How to Grow the Best Chrysanthemums
Chrysanthemums are invaluable for late summer and autumn borders, and come in a wide range of sizes, shapes and colours. They will often be going strong until nearly Christmas, and outlast almost everything else in a cold, wet autumn, giving a real splash of colour when nothing else is in flower.
When Your Plants Arrive
Unpack plants immediately and check the compost to ensure it has not dried out in transit, water with a fine spray or sit in a tray of shallow water if the compost is dry.
Pot up as soon as possible (preferably within 24 hours) after they have had time to settle.
Handle each plant by the plug root ball, rather than the stem to avoid damage.
Pot each plug into a 7.5cm (3in) pots using a good multi-purpose compost or a container compost.
Grow on for a few weeks in a greenhouse or a bright, frost-free place, but avoid direct sunlight. Keep moist but do not over-water. If very cold weather is forecast, cover with a layer of fleece.
When the weather has started to warm up, (about mid-May) and the plants are growing away strongly, place them outside during the day to harden off, making sure to bring them in at night in case of frost. Once there is no more danger of frost they can go to their permanent position.
Always popular, outdoor spray chrysanthemums will provide plenty of long-lasting cut-flowers. Growing your own is so simple - they do not need disbudding like single bloom varieties but will benefit from being 'stopped'.
'Stopping' Decorative Spray ChrysanthemumsTo ensure that several flowering shoots are produced, and to prevent the plants growing too tall, it is necessary to ‘stop’ Spray Chrysanthemums. So, when the plants have grown to a height of about 20-25cm/8-10in, pinch out the top 5cm/2in of the main shoot, cutting back harder if premature buds have formed. Doing this will produce many more flowering stems, making them real value-for-money plants, flowering for months on end. Pinch out at 3-4ft. After this, there is no need to remove any more side shoots or buds.
N.B. As the season progresses, some plants may already have been stopped once on the nursery before being despatched.
Outdoor Bloom Chrysanthemums
You can grow beautiful Florists Chrysanthemums for yourself. They can be grown in any border and have lovely large flower-heads.
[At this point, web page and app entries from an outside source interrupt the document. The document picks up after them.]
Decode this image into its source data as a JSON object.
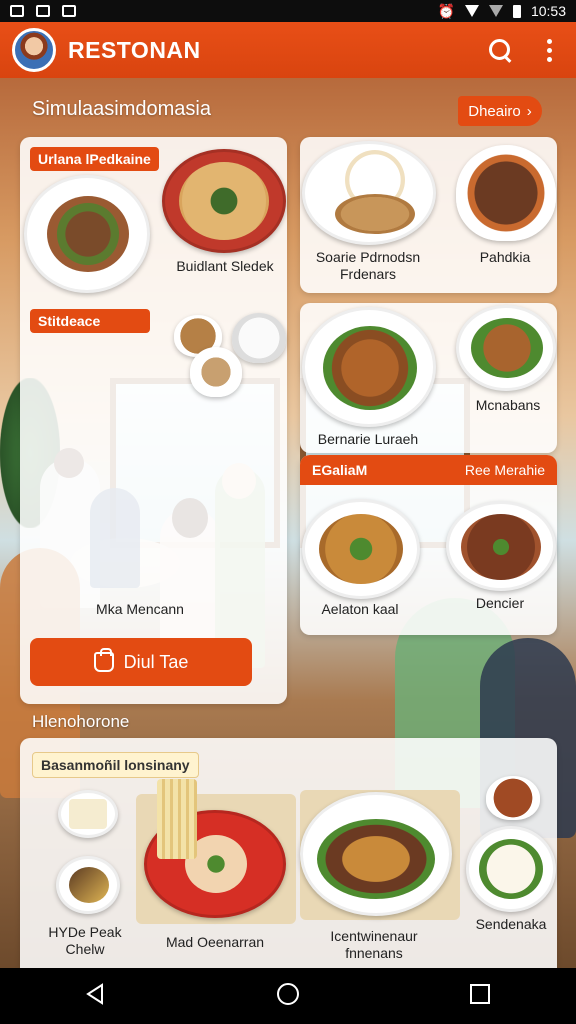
{
  "status_bar": {
    "time": "10:53"
  },
  "app_bar": {
    "title": "RESTONAN",
    "search_icon": "search-icon",
    "menu_icon": "more-vert-icon"
  },
  "section": {
    "title": "Simulaasimdomasia",
    "button_label": "Dheairo"
  },
  "card_left": {
    "tag": "Urlana lPedkaine",
    "dish_label": "Buidlant Sledek",
    "tag2": "Stitdeace",
    "people_label": "Mka Mencann",
    "order_button": "Diul Tae"
  },
  "card_right_top": {
    "label1": "Soarie Pdrnodsn\nFrdenars",
    "label2": "Pahdkia"
  },
  "card_right_mid": {
    "label1": "Bernarie Luraeh",
    "label2": "Mcnabans"
  },
  "card_right_bottom": {
    "tag_left": "EGaliaM",
    "tag_right": "Ree Merahie",
    "label1": "Aelaton kaal",
    "label2": "Dencier"
  },
  "section2": {
    "title": "Hlenohorone"
  },
  "bottom_card": {
    "tag": "Basanmoñil lonsinany",
    "label1": "HYDe Peak\nChelw",
    "label2": "Mad Oeenarran",
    "label3": "Icentwinenaur\nfnnenans",
    "label4": "Sendenaka"
  },
  "colors": {
    "accent": "#e34b12",
    "appbar": "#e04a13"
  }
}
In order to get the biggest and best blooms, you need to ensure that plenty of laterals (flowering shoots growing from the main stems) are produced. To do this you will need to ‘stop’ the plants (take out the growing tip) and ‘dis-bud’ (nip out as the stems grow).
When the plants have grown to a height of about 20-25cm/8-10in, pinch out the top 5cm/2in of the main shoot, cutting back harder if premature buds have formed.
‘Disbudding’ is restricting the number of flowering side shoots that develop to just six. As these flowering stems grow, small shoots will start to appear where the leaves join the stem. These should be removed and each stem will then produce just the one big bloom from the terminal bud. To get the best possible blooms, remove any small, secondary buds that may develop either side of the central, terminal bud at the top of each stem. Removal of any side shoots is best done in the early morning or evening. Take care not to damage the main stem.
Hardy Garden Mums
These wonderful plants are naturally free-branching and bushy and with the minimum of pinching out will form a spectacular dome containing so many flowers they will almost obscure the foliage! They’re perfect for containers and border edges alike and will flower on and on until the first frosts. Fully hardy, they will die back over the winter to re-appear the following spring, (just cut off the old flowered stems when the new growth appears in early spring). If they are in containers remember to keep the pot protected from the frost so the roots do not freeze over the winter.